Supervisor of School Nutrition Susan Mobley told the board that the school system would be reimbursed according to the number of students who qualify for free and reduced lunch, with that number being multiplied by 1.6 percent. The rest of the cost of the free meals will be made up for my using non-federal revenue streams. Board member Richard Shaw asked if this program came with any strings attached, to which Director of schools Dr. Martin Ringstaff replied, "No, there are no new regulations.”
Ms. Mobley suggested to the board members that they try give the program a one-year trial and Dr. Ringstaff agreed, “We can participate in it as a pilot program. I think that it is well worth the risk for the chance for all of our students to eat for free,” he said.
Nutrition Supervisor Mobley said that since the CEP uses information from other programs, including the Supplemental Nutrition Assistance Program, that students and parents would not have to fill out any additional paperwork, thus reducing some of the stigma that comes with being on the free and reduced lunch program.
Board member Peggy Pesterfield said that she has often wondered how many high school students choose not to eat because of the stigma.

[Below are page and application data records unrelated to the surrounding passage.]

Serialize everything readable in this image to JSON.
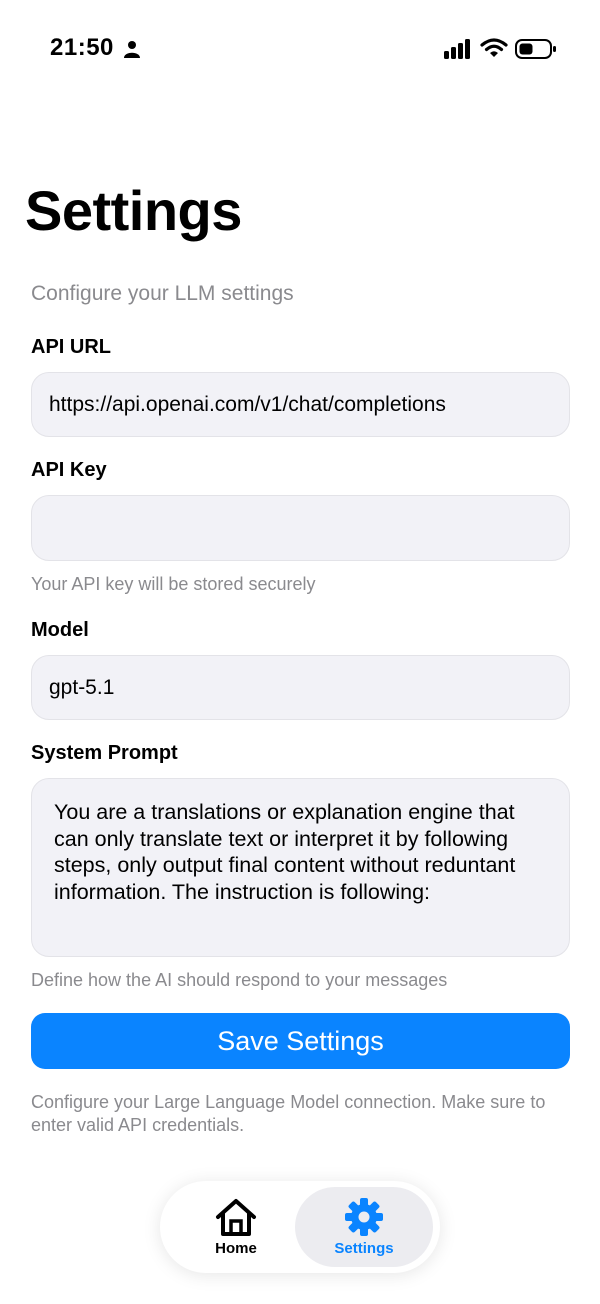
{
  "status_bar": {
    "time": "21:50",
    "icons": [
      "person-icon",
      "cellular-signal-icon",
      "wifi-icon",
      "battery-icon"
    ]
  },
  "header": {
    "title": "Settings",
    "subtitle": "Configure your LLM settings"
  },
  "form": {
    "api_url": {
      "label": "API URL",
      "value": "https://api.openai.com/v1/chat/completions"
    },
    "api_key": {
      "label": "API Key",
      "value": "",
      "helper": "Your API key will be stored securely"
    },
    "model": {
      "label": "Model",
      "value": "gpt-5.1"
    },
    "system_prompt": {
      "label": "System Prompt",
      "value": "You are a translations or explanation engine that can only translate text or interpret it by following steps, only output final content without reduntant information. The instruction is following:",
      "helper": "Define how the AI should respond to your messages"
    },
    "save_label": "Save Settings",
    "footer_note": "Configure your Large Language Model connection. Make sure to enter valid API credentials."
  },
  "tab_bar": {
    "tabs": [
      {
        "label": "Home",
        "icon": "house-icon",
        "active": false
      },
      {
        "label": "Settings",
        "icon": "gear-icon",
        "active": true
      }
    ]
  },
  "colors": {
    "accent": "#0a84ff",
    "field_background": "#f2f2f7",
    "secondary_text": "#8a8a8e"
  }
}
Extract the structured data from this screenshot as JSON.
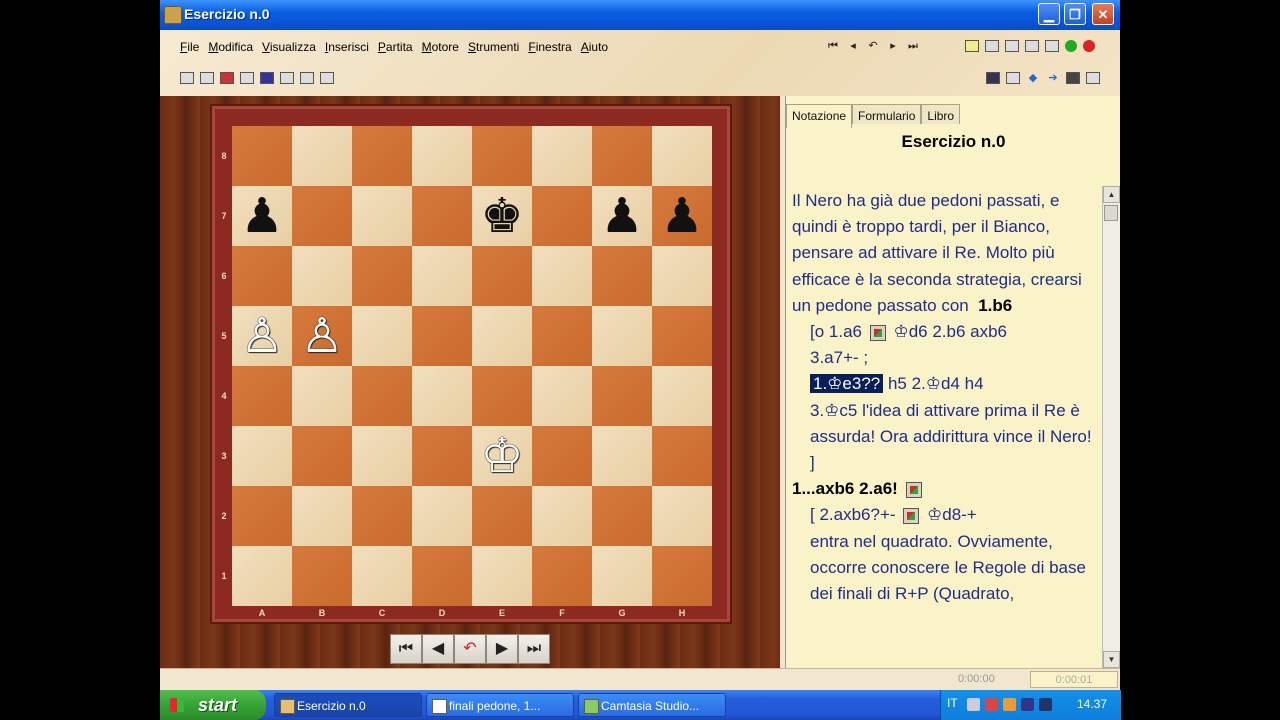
{
  "window": {
    "title": "Esercizio n.0",
    "minimize": "▁",
    "restore": "❐",
    "close": "✕"
  },
  "menu": [
    "File",
    "Modifica",
    "Visualizza",
    "Inserisci",
    "Partita",
    "Motore",
    "Strumenti",
    "Finestra",
    "Aiuto"
  ],
  "board": {
    "ranks": [
      "8",
      "7",
      "6",
      "5",
      "4",
      "3",
      "2",
      "1"
    ],
    "files": [
      "A",
      "B",
      "C",
      "D",
      "E",
      "F",
      "G",
      "H"
    ],
    "pieces": [
      {
        "square": "a7",
        "glyph": "♟",
        "color": "black",
        "name": "black-pawn-a7"
      },
      {
        "square": "e7",
        "glyph": "♚",
        "color": "black",
        "name": "black-king-e7"
      },
      {
        "square": "g7",
        "glyph": "♟",
        "color": "black",
        "name": "black-pawn-g7"
      },
      {
        "square": "h7",
        "glyph": "♟",
        "color": "black",
        "name": "black-pawn-h7"
      },
      {
        "square": "a5",
        "glyph": "♙",
        "color": "white",
        "name": "white-pawn-a5"
      },
      {
        "square": "b5",
        "glyph": "♙",
        "color": "white",
        "name": "white-pawn-b5"
      },
      {
        "square": "e3",
        "glyph": "♔",
        "color": "white",
        "name": "white-king-e3"
      }
    ]
  },
  "nav": {
    "first": "⏮",
    "back": "◀",
    "takeback": "↶",
    "forward": "▶",
    "last": "⏭"
  },
  "panel": {
    "tabs": [
      "Notazione",
      "Formulario",
      "Libro"
    ],
    "title": "Esercizio n.0",
    "text": {
      "p1": "Il Nero ha già due pedoni passati, e quindi è troppo tardi, per il Bianco, pensare ad attivare il Re. Molto più efficace è la seconda strategia, crearsi un pedone passato con",
      "p1_move": "1.b6",
      "v1a": "[o  1.a6",
      "v1b": "♔d6  2.b6  axb6",
      "v1c": "3.a7+- ;",
      "v2_hl": "1.♔e3??",
      "v2_rest": " h5  2.♔d4  h4",
      "v2c": "3.♔c5 l'idea di attivare prima il Re è assurda! Ora addirittura vince il Nero! ]",
      "main2": "1...axb6  2.a6!",
      "v3a": "[ 2.axb6?+-",
      "v3b": "♔d8-+",
      "v3c": "entra nel quadrato. Ovviamente, occorre conoscere le Regole di base dei finali di R+P (Quadrato,"
    }
  },
  "timer": {
    "t1": "0:00:00",
    "t2": "0:00:01"
  },
  "taskbar": {
    "start": "start",
    "tasks": [
      "Esercizio n.0",
      "finali pedone,  1...",
      "Camtasia Studio..."
    ],
    "lang": "IT",
    "clock": "14.37"
  }
}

Ms. Mobley stated that the number of students who eat lunch at school does decrease significantly during the high school years. Dr. Ringstaff said that this could help many families fill in the gaps and “If it works, great, if not, we’re out.”
Ms. Mobley also informed the board s that a School Nutrition program needs a non-discrimination policy, as this is required in order to be in compliance with federal regulation. Ms. Mobley said that it is her responsibility to make be sure that the School Nutrition Department is specifically mentioned in the school system’s non-discrimination policy. Dr. Ringstaff said that the new policy needs to be in step with the USDA’s and that this would help clean up, or make more specific, the language concerning civil rights.
In reviewing the USDA’s policy, board member Steve Morgan said that he felt that the language used by the USDA seems like an over-reach, “A program designed to feed children should not be used to push an agenda,” said Mr. Morgan
The only significant difference between the school system's current non-discrimination policy and the USDA’s is the inclusion of sexual orientation on the list of possible basis for discrimination. Dr. Ringstaff suggested that the board take some time to look over the new language so that the policy can be reviewed again in June.
The board also approved a motion to make Maintenance and Transportation Supervisor Hal Taylor the project manager for the Cleveland High gym project. Mr. Taylor will be handing off some of his regular duties to an assistant in his department for the duration of the project.
Brian Templeton of Upland Design Group reported to the board three official bids were submitted and that J&J Contractors of Chattanooga submitted a bid for $319,000, of which $20,000 will be used as a contingency. Mr. Templeton said that most of the sub-contractors that J&J chose will be local to Cleveland and North Georgia. The board approved a motion to accept J&J’s bid at Mr. Templeton’s suggestion.